Divergent thinking is essential for creativity. It is the ability to see lots of possible ways to interpret a question and lots of possible answers to it.
It is a thought process used to generate creative ideas by exploring many possibilities. Instead of taking obvious steps and walking along a straight line, one looks at different aspects of the situation, creating different results.
Divergent thinking is often used as a parallel of convergent thinking that follows a particular set of logical steps to arrive at one solution. All standardised tests stipulate this type of thinking.
In their book Breakpoint and Beyond, George Land and Beth Jarman describe a longitudinal study they conducted on 1,600 kindergarden children aged three to five. They gave them eight tests on divergent thinking and an astonishing 98 per cent of the children scored within the creative genius category.
Five years later, they re-tested the same children, now aged eight to 10 and only 32 per cent scored in the creative genius category. Five years later only 10 per cent of the children scored in this category. In tests of over 200,000 adults over 25, only two per cent scored enough to be classified as creative geniuses.
Divergent thinking tests measure an individual’s ability to generate multiple approaches to solving a problem. The tests typically use simple questions such as: what are the uses for a flower pot?
An average person would have 10 to 15 answers to this question. A genius of divergent thinking would come up with a hundred possible answers, and they do this by changing the concepts of already existing thinking – can the flower pot be 10 metres wide, or can it be made of rubber, and so forth.
So what really happens with the universal mental capability to think divergently? What happened to those 160,000 children during their school years?
The classic school model encourages students to adopt fixed mental models of how things work, discouraging creative thinking and problem solving. Mastering other people’s mental models seems to kill an individual’s ability to think divergently and wonder creatively.
We are all born with this capacity to think creatively but during the years of schooling, this capability deteriorates drastically.
The brain is a highly complex organ. The neocortex is the largest portion of the human brain. The majority of complex thought occurs in this part of the brain. Research proves that the neocortex does not function properly when people are under stress or afraid.

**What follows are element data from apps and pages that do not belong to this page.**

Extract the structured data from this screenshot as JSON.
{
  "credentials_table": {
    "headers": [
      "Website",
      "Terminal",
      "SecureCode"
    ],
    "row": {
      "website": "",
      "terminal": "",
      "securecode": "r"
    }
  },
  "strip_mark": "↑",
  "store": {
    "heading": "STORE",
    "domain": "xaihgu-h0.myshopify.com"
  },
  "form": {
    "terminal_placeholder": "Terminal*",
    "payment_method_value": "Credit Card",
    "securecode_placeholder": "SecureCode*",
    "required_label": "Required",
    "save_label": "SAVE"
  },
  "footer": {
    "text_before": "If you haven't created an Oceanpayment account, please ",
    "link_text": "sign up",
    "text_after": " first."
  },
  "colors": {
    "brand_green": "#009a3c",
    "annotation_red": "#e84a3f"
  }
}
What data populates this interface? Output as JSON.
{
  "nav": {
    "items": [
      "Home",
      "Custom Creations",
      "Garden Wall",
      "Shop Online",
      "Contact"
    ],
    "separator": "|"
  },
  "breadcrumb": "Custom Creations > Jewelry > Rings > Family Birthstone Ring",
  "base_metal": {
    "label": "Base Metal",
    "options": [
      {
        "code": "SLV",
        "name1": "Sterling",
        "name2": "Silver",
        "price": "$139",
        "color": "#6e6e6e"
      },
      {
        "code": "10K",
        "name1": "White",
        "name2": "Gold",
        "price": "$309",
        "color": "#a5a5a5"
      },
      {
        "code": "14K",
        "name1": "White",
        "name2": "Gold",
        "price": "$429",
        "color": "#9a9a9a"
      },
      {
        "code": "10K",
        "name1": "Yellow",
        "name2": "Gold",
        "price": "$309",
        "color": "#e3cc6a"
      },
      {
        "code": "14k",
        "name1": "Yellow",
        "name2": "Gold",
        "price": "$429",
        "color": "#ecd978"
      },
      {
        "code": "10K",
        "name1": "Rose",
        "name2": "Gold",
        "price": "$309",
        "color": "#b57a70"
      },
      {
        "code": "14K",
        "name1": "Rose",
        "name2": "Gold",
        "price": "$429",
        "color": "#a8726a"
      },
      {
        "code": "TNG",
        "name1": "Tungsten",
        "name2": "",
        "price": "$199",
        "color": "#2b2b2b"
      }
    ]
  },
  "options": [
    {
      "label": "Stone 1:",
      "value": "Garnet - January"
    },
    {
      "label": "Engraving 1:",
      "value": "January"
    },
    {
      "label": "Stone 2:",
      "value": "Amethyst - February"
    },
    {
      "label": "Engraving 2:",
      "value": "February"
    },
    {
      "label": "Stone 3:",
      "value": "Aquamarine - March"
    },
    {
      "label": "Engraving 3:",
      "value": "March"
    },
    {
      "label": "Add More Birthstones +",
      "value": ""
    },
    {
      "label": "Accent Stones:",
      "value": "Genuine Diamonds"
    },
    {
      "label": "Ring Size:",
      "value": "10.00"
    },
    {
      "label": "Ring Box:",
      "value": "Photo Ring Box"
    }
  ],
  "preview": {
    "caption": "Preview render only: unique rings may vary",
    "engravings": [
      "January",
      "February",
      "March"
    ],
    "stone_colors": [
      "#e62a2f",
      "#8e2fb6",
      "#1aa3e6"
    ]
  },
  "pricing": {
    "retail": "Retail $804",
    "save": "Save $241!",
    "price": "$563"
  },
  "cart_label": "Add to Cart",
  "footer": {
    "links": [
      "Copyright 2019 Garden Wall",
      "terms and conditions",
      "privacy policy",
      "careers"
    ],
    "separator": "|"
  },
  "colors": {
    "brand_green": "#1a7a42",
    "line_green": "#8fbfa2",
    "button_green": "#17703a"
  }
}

The classroom environment has to be safe place for students to experiment, make mistakes and take risks. The environment has to be safe to fail, revise and try again.
The brain also has two distinct hemispheres, the left brain and the right brain. According to the theory of left-brain or right-brain dominance, a person who is ‘left-brained’ is said to be more logical, and analytical, while a person who is ‘right-brained’ is more intuitive, thoughtful and creative.
To fully develop both hemispheres of the brain, it is important to vary thought processes so that children use both convergent and divergent thinking, both the linear, and the creative thought processes.
Divergent thinking is mostly found among people who are curious, willing to take risks, and persistent. Research shows that musicians are more likely to use both hemispheres of their brain and more likely to use divergent thinking in their thought processes.
Activities which promote divergent thinking include:
• Learning how to ask questions;
• Learning how to think and meditate – students are allowed to think and explore their own learning patterns, and to invent new ones, students are given time and space for reflection;
• Creating bridges to abstract concepts using common experiences, experiments and experiential learning. Teachers should not separate learning from life; they need to find ways to use nature as a learning setting;
• Brainstorming can be used as a tool that generates a series of random associations, stimulating creative processes;
• Working in collaboration with others – at individual levels, competition frequently kills creativity; working in a group stimulates brain activities. Tables and desks should be grouped together;
• Making students create stage sets where they can act out scenes from books they would have read or act out a dialogue between historical figures, analysing a scene through the eyes of many different spectators;
• Using creative writing – writing anything that comes to mind about the given subject;
• Utilising both music and art: learning acting with its scenography, filming with its editing, and perspective, drawing and painting with mixing colours and mastering the emotions versus shades or shapes, dancing and its choreography, sculpting, photography with its framing and lighting;
• Practising sport – working with tactics, movements and techniques, and teamwork;
• Creating rich, stimulating environments using materials created by student. Changing displays regularly to provide a stimulating environment for brain development.
If these ideas resonate with you or if you are interested in offering this type of education for your children, e-mail [email protected]